Security council

The Security Council is the United Nations' most powerful body. Its primary responsibility is maintenance of international peace and security. It can also make recommendations to the General Assembly on the appointment of a new Secretary-General and on the admission of new Members to the UN.

Powers of the Security Council

Under the Charter, member states are obliged to carry out its decisions. Even though it is, in theory, a very powerful organ, UN history has shown that political reality is an obstacle for the Security Council in carrying out its duties as established by the Charter.

All international disputes do not have be brought before the Security Council. It is up to the Council to investigate any dispute or situation which might lead to international friction.

Under the Charter, the Council may take measures towards any threats to world peace. It may act upon a notification by, or complaint of

  • any member of the United Nations.
  • a non-member state involved in a dispute and prepared to accept the Council's decision for a pacific settlement.
  • the General Assembly.
  • the Secretary-General.

Threats to peace

When a dispute is brought before the Security Council, its first action is usually to recommend to the parties to try to reach agreement by peaceful means. The Council may initiate an investigation or mediation by appointing a special representative, or by using the good offices of the Secretary-General.

Acts of aggression

If the situation involves breach of peace or acts of aggression, the primary goal of the Council is to reach a peaceful agreement as soon as possible. The Council may take action in order to reduce tension in troubled areas. Such measures include

  • peace-keeping forces
  • economic sanctions
  • collective military action.

Members of the Security Council

The Security Council is composed of representatives of 15 member nations. There are five permanent members and 10 non-permanent members elected by the General Assembly to serve for two year terms. Five members are brought onto the Council each year. The geographical distribution of the non-permanent membership should reflect all regions of the UN member states.

The Presidency of the Security Council rotates monthly in English alphabetical order of the state members of the Council.

Permanent members

  1. China
  2. France
  3. Russia
  4. United Kingdom
  5. United States.

Daily programme

The Daily Programme of work, scheduled meetings and agenda of the day, is posted on the website of the Security Council.

More on the Security Council

Security Council documents are identified by the following symbols:

S/ Security Council

-/year

-/consecutive number

Ex. S/2003/207 Security Council, year 2003, document 207

For the period 1946-1993 the year references were excluded and the documents only carried the symbol S/ and a current number consecutively through the years.

  • The Security Council website provides an overview of the composition and procedure of the Council including full text documents.
  • Repertoire of the Practice of the Security Council is an analysis of the work of the Security Council and its application of the Charter. It is published by the Secretary-General at the request of the General Assembly. Published volumes since 1946 are available online at the official website of the Security Council, where they can be retrieved by year or chapter.
  • Journal of the UN, published electronically through the UN website, provides a calendar of the meetings of the day with references to relevant documents, including documents not yet officially published. Here you can find a short summary of the most recent meetings with documentary references.
  • Meeting coverage and press release. News on activities from the Security Council are posted daily.
  • Security Council in Swedish by UNA Sweden.
  • In the book FN - globalt uppdrag, published by UNA Sweden, there is a chapter on the structure of the Security Council.
  • The research guide on Security Council by the Dag Hammarskjöld Library (New York).

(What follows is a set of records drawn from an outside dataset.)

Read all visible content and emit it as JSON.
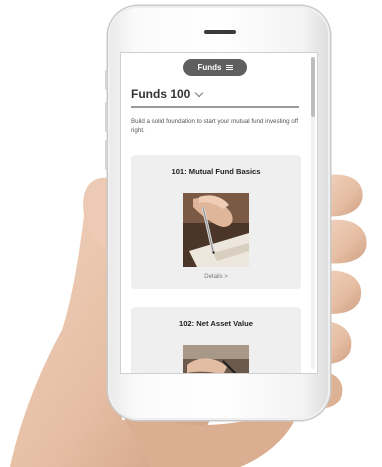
{
  "header": {
    "pill_label": "Funds",
    "menu_icon": "hamburger-menu-icon"
  },
  "page": {
    "title": "Funds 100",
    "intro": "Build a solid foundation to start your mutual fund investing off right."
  },
  "cards": [
    {
      "title": "101: Mutual Fund Basics",
      "link": "Details >"
    },
    {
      "title": "102: Net Asset Value"
    }
  ],
  "colors": {
    "pill_bg": "#5f5f5f",
    "card_bg": "#efefef",
    "skin": "#e7c2a8"
  }
}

UN documents and publications in catalogues and databases

  • United Nations Digital Library offers UN documents and open access publications, UN voting data and speeches, UN maps, Content in 6+ languages. Replaces the traditional online catalogue UNBISnet.
  • UN iLibrary UN publications online covering different topics.
  • ODS full-text UN documents published from 1993 onward and scanned documents published between 1946 and 1993 in the official languages of the UN.
  • Daily list of documents (ODS). Documents published for the day, with full text links, can be found in the United Nations full text database ODS.
  • Index to proceedings is an annual bibliographic guide to the proceedings and documentation of the major UN organs. The index includes:
    • a list of all documents
    • a comprehensive subject index
    • an index to speeches
    • a voting chart of resolutions
  • United Nations Documents Index (United Nations Digital Library) References to all documents by subject area are published. A collection of indexes is held by the Dag Hammarskjöld and Law Library, Uppsala, and the Libraries at UN Headquarters in New York and Geneva.